U.S. home prices rose for the fifth month in a row in October, but the recovery continues to be uneven with only 11 of the 20 metro areas tracked showing gains.
The Standard & Poor's/Case-Shiller home price index released Tuesday edged up 0.4 percent to a seasonally adjusted reading of 145.36 in October from September. Without adjusting for seasonal factors the index was flat from September.
The index was off 7.3 percent from October last year, nearly matching expectations of economists surveyed by Thomson Reuters. Many economists, however, are predicting a double dip in prices this winter as foreclosures increase and government support wanes.
"I'd be very surprised if we don't go below the lows we hit this year," Dean Baker, co-director of the Center for Economic and Policy Research, a left-leaning Washington think tank. "We still have a very glutted housing market."
The index is now up 3.4 percent from its bottom in May, but still almost 30 percent below its peak in April 2006.

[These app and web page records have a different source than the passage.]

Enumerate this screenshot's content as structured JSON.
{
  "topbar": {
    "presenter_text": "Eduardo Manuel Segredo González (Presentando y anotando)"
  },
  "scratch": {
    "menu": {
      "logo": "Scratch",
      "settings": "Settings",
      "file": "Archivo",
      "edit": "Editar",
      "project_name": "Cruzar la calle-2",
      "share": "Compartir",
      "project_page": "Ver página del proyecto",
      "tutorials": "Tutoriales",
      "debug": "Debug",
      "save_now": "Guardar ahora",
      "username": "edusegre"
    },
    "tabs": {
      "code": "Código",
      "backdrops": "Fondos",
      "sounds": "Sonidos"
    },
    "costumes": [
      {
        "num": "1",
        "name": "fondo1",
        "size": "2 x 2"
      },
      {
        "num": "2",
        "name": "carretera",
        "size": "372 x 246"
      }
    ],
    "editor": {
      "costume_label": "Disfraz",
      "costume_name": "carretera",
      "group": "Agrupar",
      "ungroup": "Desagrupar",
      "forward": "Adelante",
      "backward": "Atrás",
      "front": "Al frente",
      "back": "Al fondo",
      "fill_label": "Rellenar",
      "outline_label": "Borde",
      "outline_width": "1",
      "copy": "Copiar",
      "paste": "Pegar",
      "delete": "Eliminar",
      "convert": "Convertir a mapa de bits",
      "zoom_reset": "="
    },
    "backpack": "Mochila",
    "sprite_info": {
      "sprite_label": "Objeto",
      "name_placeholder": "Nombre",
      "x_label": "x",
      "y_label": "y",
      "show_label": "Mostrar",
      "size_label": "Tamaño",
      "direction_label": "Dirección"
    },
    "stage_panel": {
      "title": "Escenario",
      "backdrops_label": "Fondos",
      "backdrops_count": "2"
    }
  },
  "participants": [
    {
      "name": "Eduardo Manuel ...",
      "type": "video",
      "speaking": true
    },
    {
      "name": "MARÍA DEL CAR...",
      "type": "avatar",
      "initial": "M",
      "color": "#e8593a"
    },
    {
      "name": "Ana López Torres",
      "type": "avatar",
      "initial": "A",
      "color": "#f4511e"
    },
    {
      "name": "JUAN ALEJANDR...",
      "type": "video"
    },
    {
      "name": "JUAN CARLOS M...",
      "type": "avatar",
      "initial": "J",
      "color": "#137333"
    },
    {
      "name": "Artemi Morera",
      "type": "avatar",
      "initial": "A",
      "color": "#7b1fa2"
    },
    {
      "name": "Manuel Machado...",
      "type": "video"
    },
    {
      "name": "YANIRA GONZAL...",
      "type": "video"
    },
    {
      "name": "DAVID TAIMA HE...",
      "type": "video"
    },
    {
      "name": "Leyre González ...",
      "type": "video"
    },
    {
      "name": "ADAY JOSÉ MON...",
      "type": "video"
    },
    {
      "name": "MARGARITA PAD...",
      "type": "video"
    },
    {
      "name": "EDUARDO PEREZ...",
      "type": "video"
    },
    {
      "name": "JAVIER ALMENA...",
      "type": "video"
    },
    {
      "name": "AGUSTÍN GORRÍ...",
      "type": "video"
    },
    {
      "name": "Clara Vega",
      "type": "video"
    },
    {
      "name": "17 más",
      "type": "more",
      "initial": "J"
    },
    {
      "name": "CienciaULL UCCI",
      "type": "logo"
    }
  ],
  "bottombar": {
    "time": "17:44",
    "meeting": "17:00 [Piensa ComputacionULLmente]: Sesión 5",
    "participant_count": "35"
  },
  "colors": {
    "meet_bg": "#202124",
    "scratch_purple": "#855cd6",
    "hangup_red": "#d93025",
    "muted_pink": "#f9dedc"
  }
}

There are also wide variations from city to city. Prices have climbed for at least six months in a row in Denver, Washington, Minneapolis and San Francisco. But in Chicago and Tampa, Florida, prices are down by more than a percent from September. And there's no sign of a bottom in Las Vegas, where prices have tumbled by more than 56 percent from their peak in April 2006.
Home prices play a key role in the economy. Homeowners feel wealthier when property values rise and are more likely to spend money. Rising prices also help millions of homeowners who owe more to the banks than their houses are worth.
The positive trend in home prices and a better employment outlook helped raise the Consumer Confidence Index to 52.9 in December, up from a revised 50.6 the month before, the Conference Board reported Tuesday. While far below a 90 reading that would signify a solid economy, consumers' outlook on jobs over the next six months reached its highest level in two years.
The federal government has stepped in with far reaching programs to create jobs and make homeownership more affordable.
Home price gains since the summer reflect the rush of homebuyers trying to close their deals before the original expiration date of a federal tax credit. The Nov. 30 deadline was extended last month to April 30.
Besides a credit of up to $8,000 for first-time buyers, Congress expanded the program to include homeowners who have lived in their current properties for at least five years. They can now claim a tax credit of up to $6,500 if they relocate.
The Federal Reserve is also buying up $1.25 trillion in mortgage-backed securities to help keep interest rates at historical lows.